By SANDEEP SAHU
Bhubaneswar, Oct 7 :
The gloves are off. Unshackled by the expulsion order handed out to him by the AICC last Tuesday, media baron and politician Soumya Ranjan Patnaik has given plenty of indications in the time since then that he is not going to take it lying down.
Even before the public stand-off between his supporters and those of PCC president Jaydev Jena at the Congress Bhavan in Bhubaneswar, Patnaik had made it amply clear that he is not about to fall at the feet of the party leadership and seek forgiveness.
The day after the expulsion order, he did something that is considered blasphemy in the hallowed Congress culture: mock Rahul Gandhi, no less.
In a scarcely veiled dig at the Gandhi scion, the former Bhubaneswar MP described his expulsion as ‘nonsense’ and ‘something that deserves to be thrown away’ in an interview to a local channel. Nobody missed the allusion. That he prefaced this indignant outcry with a disclaimer about how it was not in his grains to use ‘intemperate language’ did not take away anything from the vehemence of his attack.
The choice of words was obviously decided upon after careful deliberations, coming as they did a full 24 hours after he was expelled from the party for six years.
In choosing to hit out at the Congress vice president himself and not the PCC leadership, the former Bhubaneswar MP left no one in doubt about who he thinks took the decision to summarily sack him from the party. The tone and tenor of his statement suggested that his barbs are going to be more stinging in the days to come.
Notwithstanding his assertion in the same interview that “I am very much a part of the Congress, the original Congress”, the enfant terrible of state politics has openly revolted against the party he has been associated with for nearly a quarter of a century.

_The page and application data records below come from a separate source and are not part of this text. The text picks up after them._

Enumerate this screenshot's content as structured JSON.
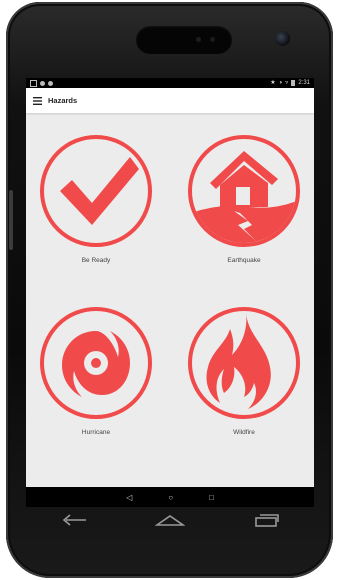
{
  "device": {
    "status_time": "2:31"
  },
  "appbar": {
    "title": "Hazards"
  },
  "hazards": [
    {
      "label": "Be Ready",
      "icon": "checkmark-icon"
    },
    {
      "label": "Earthquake",
      "icon": "earthquake-house-icon"
    },
    {
      "label": "Hurricane",
      "icon": "hurricane-icon"
    },
    {
      "label": "Wildfire",
      "icon": "wildfire-flame-icon"
    }
  ],
  "colors": {
    "accent": "#f04a4a",
    "background": "#ececec"
  },
  "navigation": {
    "soft_keys": [
      "back-triangle-icon",
      "home-circle-icon",
      "recents-square-icon"
    ],
    "hardware_keys": [
      "back-arrow-icon",
      "home-icon",
      "recent-apps-icon"
    ]
  }
}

The events at Congress Bhavan over the last two days and the spate of protest demonstrations and resignations all over the state provide ample proof of that.
This show of defiance appears to have unnerved Jaydev Jena, who just the other day was bragging that it was he who sent the recommendation for Soumya Ranjan’s expulsion to the high command. He had clearly not bargained for the fall-out when he was plotting the expulsion. His problems have been compounded manifold by the fact that he has not been able to convince senior leaders of the party about either the need or the desirability of expelling Soumya Ranjan.
For that matter, neither the PCC nor the AICC has been able to convince the people at large – and not just Congress supporters – about the wisdom of the decision. The official version – running a parallel body in the party by organising the Sankalp Yatra – does not explain why Congressmen have been let off with nothing more than a gentle rap on the knuckle for doing much worse – as was eloquently pointed out by senior leader and former Speaker Sarat Kar.
Though no Congress spokesperson would ever say it openly, the motivation for the expulsion of Soumya Ranjan appears to be the same that had led to the removal of Niranjan Patnaik as PCC chief a few months earlier. The high command has apparently been persuaded to believe that the Congress does not stand a ghost of a chance of coming back to power in the state till the members of what is known as the ‘JB Patnaik clan’ continue to wield power and influence in the state Congress.
It was one more episode in a long list when Soumya Ranjan had to pay a price for happening to be the son-in-law of the former Chief Minister. Far from providing his son-in-law the elevator that many believe he has, JB Patnaik has actually been a hurdle, a stumbling block – and an albatross round his neck, if you please – every step of the way in Soumya Ranjan’s rise up the political sweepstakes. Had that not been the case, the sheer number of years he has spent in the party and public life at large and the mind-boggling range of his philanthropic, social and cultural activities (not to speak of his stature as the editor-owner of the leading Odia daily ‘Sambad’) would have ensured a far more exalted position for him in the party hierarchy than he has ever come to occupy.
In its anxiety to divest the Odisha Congress of the last vestiges of JB Patnaik, the party Central leadership may have done some lasting damage to its cause in the state. With elections due in the next six months, it cannot bury its head in the sand and pretend that Soumya Ranjan’s expulsion would have no impact on the party’s performance.
The decisions of the all-powerful high command in matters related to the state unit in the last few years have been so utterly devoid of logic and rationale that one can hardly be blamed for believing conspiracy theorists who hint at a secret deal between it and BJD boss Naveen Patnaik to ensure that the latter continues to rule the state and – if the occasion comes – help the Congress return to power at the Centre in 2014.